Which lines of the entries contain the word "from"? Please list them.

Segment Start: INFORMATION SUPPLIED

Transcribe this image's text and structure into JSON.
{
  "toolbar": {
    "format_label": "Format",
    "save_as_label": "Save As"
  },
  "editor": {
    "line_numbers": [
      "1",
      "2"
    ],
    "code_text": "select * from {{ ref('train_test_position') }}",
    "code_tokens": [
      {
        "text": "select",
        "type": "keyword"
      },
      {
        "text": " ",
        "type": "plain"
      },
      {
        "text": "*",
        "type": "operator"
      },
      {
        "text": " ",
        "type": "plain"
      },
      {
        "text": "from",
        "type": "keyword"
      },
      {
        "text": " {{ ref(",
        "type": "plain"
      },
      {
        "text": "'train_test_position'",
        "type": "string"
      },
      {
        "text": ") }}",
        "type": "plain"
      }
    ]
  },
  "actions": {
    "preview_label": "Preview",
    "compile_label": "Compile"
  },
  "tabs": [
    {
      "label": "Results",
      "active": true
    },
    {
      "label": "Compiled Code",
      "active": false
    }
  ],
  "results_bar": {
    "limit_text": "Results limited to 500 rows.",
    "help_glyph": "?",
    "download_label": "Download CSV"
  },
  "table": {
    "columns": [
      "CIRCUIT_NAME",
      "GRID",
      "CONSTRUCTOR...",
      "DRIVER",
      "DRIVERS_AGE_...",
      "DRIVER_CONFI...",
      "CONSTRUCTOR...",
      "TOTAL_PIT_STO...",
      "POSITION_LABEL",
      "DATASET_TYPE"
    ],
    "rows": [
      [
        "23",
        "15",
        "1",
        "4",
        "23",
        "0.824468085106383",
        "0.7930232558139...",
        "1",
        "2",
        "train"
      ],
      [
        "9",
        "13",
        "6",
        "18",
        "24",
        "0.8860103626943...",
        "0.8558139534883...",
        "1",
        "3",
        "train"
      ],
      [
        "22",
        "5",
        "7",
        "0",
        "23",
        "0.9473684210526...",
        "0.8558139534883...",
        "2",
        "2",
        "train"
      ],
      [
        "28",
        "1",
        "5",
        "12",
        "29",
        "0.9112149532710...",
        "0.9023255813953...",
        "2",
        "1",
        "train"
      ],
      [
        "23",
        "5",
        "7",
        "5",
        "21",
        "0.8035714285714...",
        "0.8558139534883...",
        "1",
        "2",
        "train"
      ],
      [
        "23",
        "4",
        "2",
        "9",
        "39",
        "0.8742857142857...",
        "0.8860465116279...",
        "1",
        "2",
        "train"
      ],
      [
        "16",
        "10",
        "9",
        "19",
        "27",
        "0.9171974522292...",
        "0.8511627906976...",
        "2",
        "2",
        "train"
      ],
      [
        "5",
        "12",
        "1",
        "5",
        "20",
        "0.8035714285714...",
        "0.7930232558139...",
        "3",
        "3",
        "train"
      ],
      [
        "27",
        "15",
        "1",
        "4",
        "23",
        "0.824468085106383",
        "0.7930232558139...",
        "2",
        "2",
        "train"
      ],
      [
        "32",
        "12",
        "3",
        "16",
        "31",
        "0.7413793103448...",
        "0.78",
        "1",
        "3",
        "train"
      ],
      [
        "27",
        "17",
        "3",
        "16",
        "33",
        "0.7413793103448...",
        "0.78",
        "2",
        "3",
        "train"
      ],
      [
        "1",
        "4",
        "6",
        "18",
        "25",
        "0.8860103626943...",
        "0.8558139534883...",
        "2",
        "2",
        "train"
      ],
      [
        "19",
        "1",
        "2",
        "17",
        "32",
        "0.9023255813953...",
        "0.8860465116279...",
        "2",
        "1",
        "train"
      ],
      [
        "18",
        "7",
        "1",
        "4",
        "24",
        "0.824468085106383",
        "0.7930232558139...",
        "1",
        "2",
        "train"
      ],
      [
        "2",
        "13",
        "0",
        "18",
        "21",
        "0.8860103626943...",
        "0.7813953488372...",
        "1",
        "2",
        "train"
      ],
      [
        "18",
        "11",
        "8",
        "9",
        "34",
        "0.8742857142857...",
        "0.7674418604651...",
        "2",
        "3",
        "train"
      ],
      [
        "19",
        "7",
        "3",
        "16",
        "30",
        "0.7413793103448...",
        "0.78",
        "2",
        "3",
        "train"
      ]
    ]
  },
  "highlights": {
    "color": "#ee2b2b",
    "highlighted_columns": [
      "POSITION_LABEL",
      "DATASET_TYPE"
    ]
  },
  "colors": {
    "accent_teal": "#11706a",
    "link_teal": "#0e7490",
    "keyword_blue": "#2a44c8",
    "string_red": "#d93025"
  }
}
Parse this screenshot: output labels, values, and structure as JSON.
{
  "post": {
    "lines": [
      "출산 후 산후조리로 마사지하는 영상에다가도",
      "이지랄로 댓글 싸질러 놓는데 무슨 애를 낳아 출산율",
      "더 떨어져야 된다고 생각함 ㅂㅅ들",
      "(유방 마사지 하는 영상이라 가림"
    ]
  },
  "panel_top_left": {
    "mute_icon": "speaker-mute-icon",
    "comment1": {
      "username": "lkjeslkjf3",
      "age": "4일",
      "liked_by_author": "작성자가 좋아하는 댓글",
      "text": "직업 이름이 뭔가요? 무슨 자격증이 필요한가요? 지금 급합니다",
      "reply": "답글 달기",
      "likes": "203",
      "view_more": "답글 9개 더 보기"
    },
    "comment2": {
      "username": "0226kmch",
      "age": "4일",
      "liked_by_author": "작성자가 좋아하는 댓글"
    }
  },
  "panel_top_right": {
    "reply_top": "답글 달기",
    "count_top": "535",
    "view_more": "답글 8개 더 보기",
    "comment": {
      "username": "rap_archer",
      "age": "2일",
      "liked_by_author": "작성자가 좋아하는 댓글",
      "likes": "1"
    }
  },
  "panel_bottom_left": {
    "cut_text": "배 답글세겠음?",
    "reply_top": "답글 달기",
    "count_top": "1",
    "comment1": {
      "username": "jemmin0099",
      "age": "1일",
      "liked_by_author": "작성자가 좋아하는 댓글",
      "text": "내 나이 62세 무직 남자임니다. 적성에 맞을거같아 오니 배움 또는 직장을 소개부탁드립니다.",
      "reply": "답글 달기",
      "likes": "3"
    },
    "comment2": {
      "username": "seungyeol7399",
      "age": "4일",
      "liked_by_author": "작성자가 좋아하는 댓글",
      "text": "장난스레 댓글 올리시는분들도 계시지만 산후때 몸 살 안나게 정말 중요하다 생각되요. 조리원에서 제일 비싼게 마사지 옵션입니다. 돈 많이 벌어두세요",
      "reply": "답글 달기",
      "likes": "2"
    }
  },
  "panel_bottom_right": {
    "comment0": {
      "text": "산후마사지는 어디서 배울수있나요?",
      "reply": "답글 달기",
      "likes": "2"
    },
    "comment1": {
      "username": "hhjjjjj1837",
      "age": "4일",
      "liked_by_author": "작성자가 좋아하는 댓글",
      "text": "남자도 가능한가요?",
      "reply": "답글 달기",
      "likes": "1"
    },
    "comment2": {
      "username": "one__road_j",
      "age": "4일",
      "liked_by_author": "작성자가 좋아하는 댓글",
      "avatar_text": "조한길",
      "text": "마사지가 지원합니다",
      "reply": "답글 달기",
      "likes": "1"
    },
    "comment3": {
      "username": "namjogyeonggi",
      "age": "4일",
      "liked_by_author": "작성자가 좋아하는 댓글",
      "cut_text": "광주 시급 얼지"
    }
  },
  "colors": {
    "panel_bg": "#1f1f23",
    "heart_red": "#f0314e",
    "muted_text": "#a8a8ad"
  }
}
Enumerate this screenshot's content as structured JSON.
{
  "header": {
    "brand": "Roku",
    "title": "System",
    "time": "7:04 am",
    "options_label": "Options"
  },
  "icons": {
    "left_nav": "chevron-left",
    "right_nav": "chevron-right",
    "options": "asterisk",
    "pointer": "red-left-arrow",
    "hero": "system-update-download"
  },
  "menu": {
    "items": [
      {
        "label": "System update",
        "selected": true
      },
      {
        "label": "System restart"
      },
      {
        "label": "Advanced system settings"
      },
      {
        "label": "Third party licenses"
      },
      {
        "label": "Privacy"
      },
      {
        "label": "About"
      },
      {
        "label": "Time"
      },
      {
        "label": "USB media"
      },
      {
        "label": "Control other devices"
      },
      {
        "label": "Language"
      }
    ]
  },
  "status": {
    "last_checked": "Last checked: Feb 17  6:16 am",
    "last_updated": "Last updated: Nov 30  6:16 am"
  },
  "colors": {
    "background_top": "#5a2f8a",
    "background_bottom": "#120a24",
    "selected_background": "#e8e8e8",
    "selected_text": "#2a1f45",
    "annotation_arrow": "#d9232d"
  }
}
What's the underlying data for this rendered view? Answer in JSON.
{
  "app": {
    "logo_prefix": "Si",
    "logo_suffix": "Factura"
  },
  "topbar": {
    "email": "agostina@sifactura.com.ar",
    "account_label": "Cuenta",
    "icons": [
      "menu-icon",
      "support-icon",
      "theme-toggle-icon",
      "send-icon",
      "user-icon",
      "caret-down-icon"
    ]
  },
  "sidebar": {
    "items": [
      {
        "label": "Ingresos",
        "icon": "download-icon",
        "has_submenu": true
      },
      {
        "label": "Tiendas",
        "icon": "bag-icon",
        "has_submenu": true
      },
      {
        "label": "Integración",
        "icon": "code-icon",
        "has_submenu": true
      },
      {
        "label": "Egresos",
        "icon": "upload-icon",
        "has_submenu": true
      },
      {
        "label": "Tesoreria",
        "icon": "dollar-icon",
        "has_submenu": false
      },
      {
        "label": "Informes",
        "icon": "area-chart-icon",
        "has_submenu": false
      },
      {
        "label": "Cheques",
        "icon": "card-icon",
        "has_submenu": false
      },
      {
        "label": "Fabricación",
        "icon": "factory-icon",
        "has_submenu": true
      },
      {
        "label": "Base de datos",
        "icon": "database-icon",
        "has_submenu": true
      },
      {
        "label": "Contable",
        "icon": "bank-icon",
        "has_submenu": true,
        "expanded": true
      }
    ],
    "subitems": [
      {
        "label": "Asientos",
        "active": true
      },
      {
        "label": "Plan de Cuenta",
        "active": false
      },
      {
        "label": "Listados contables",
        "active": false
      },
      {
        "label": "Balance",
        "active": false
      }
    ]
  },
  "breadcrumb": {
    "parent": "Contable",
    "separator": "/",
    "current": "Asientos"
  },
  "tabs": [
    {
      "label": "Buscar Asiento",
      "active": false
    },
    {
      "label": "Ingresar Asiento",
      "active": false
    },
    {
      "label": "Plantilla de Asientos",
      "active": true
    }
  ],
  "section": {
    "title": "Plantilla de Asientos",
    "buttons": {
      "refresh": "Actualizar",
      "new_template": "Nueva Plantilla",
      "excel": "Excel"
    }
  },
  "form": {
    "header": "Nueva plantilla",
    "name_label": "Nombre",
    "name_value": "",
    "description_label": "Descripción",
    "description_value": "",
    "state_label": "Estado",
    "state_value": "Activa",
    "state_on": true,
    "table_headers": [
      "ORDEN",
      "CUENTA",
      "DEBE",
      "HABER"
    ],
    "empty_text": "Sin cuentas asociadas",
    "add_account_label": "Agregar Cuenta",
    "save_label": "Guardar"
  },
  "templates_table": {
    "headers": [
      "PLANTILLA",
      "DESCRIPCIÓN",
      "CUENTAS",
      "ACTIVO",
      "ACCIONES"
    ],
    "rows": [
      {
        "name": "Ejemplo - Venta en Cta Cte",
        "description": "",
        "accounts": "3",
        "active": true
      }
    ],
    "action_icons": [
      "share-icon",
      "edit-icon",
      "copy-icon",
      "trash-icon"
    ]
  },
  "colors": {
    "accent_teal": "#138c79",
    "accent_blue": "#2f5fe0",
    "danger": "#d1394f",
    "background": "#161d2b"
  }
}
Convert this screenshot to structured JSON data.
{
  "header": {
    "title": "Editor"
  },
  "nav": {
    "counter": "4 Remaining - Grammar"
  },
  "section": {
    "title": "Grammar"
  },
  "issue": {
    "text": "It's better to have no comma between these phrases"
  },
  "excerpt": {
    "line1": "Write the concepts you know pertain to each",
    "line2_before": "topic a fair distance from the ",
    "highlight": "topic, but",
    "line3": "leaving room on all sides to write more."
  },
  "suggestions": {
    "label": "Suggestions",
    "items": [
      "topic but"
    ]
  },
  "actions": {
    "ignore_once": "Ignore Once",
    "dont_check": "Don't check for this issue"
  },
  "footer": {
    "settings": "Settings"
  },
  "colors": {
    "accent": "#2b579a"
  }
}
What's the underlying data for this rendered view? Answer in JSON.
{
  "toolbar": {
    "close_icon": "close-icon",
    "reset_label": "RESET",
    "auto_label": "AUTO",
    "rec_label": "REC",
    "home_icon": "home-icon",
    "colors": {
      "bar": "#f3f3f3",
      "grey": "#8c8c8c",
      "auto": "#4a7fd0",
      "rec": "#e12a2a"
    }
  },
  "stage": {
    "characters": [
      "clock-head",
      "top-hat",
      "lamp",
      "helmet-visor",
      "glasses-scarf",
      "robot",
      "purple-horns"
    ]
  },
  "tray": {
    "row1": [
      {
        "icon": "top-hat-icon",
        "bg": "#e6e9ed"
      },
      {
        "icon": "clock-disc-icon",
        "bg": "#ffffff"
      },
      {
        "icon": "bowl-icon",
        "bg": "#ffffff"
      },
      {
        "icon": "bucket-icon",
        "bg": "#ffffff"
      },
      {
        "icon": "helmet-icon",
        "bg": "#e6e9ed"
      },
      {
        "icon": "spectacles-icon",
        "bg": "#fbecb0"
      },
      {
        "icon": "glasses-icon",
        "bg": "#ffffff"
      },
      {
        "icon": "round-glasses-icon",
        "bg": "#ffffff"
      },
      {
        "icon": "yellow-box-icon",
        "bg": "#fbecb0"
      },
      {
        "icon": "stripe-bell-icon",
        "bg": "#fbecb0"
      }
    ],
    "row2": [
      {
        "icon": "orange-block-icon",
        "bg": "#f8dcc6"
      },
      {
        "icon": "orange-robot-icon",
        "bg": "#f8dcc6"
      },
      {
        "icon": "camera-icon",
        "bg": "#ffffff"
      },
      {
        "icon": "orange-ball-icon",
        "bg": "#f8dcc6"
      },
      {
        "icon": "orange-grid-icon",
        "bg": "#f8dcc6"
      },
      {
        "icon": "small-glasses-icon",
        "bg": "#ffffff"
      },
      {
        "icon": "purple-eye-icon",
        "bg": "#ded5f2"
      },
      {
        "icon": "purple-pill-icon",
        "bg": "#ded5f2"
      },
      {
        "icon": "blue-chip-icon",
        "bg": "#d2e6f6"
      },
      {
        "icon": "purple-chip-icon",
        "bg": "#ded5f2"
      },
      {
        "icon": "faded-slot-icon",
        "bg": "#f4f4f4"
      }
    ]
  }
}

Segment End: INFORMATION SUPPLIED

*SOLUTION TO THE PROBLEM*.
    "code_text": "select * from {{ ref('train_test_position') }}",
        "text": "from",
    "line2_before": "topic a fair distance from the ",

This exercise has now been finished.